* WHAT TO DO: The records are to be repeated in full, with the images removed.

* AVAILABLE RECORDS:

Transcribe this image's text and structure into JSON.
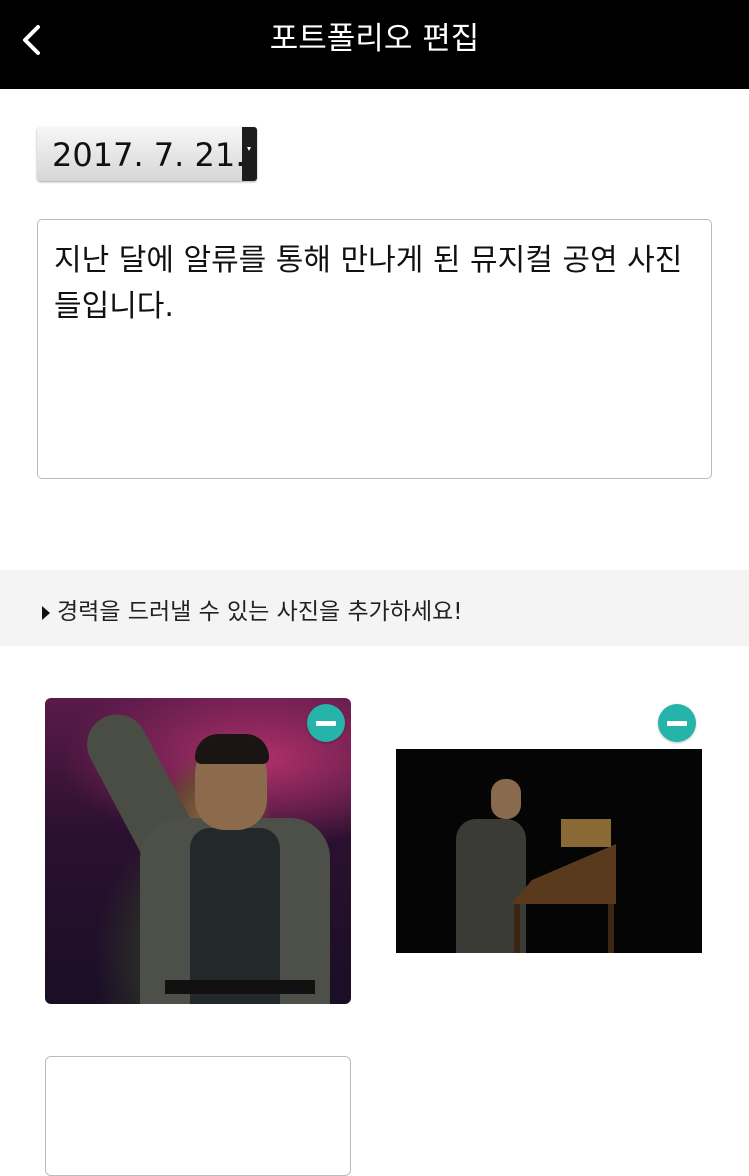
{
  "header": {
    "title": "포트폴리오 편집",
    "back_icon": "chevron-left-icon"
  },
  "form": {
    "date": "2017. 7. 21.",
    "description": "지난 달에 알류를 통해 만나게 된 뮤지컬 공연 사진 들입니다."
  },
  "hint": {
    "text": "경력을 드러낼 수 있는 사진을 추가하세요!",
    "icon": "triangle-right-icon"
  },
  "photos": [
    {
      "remove_icon": "minus-circle-icon"
    },
    {
      "remove_icon": "minus-circle-icon"
    }
  ],
  "colors": {
    "header_bg": "#000000",
    "accent": "#26b3a9",
    "hint_bg": "#f4f4f4"
  }
}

* ANSWER SECTION:
Transcribe this image's text and structure into JSON.
{
  "header": {
    "title": "포트폴리오 편집",
    "back_icon": "chevron-left-icon"
  },
  "form": {
    "date": "2017. 7. 21.",
    "description": "지난 달에 알류를 통해 만나게 된 뮤지컬 공연 사진 들입니다."
  },
  "hint": {
    "text": "경력을 드러낼 수 있는 사진을 추가하세요!",
    "icon": "triangle-right-icon"
  },
  "photos": [
    {
      "remove_icon": "minus-circle-icon"
    },
    {
      "remove_icon": "minus-circle-icon"
    }
  ],
  "colors": {
    "header_bg": "#000000",
    "accent": "#26b3a9",
    "hint_bg": "#f4f4f4"
  }
}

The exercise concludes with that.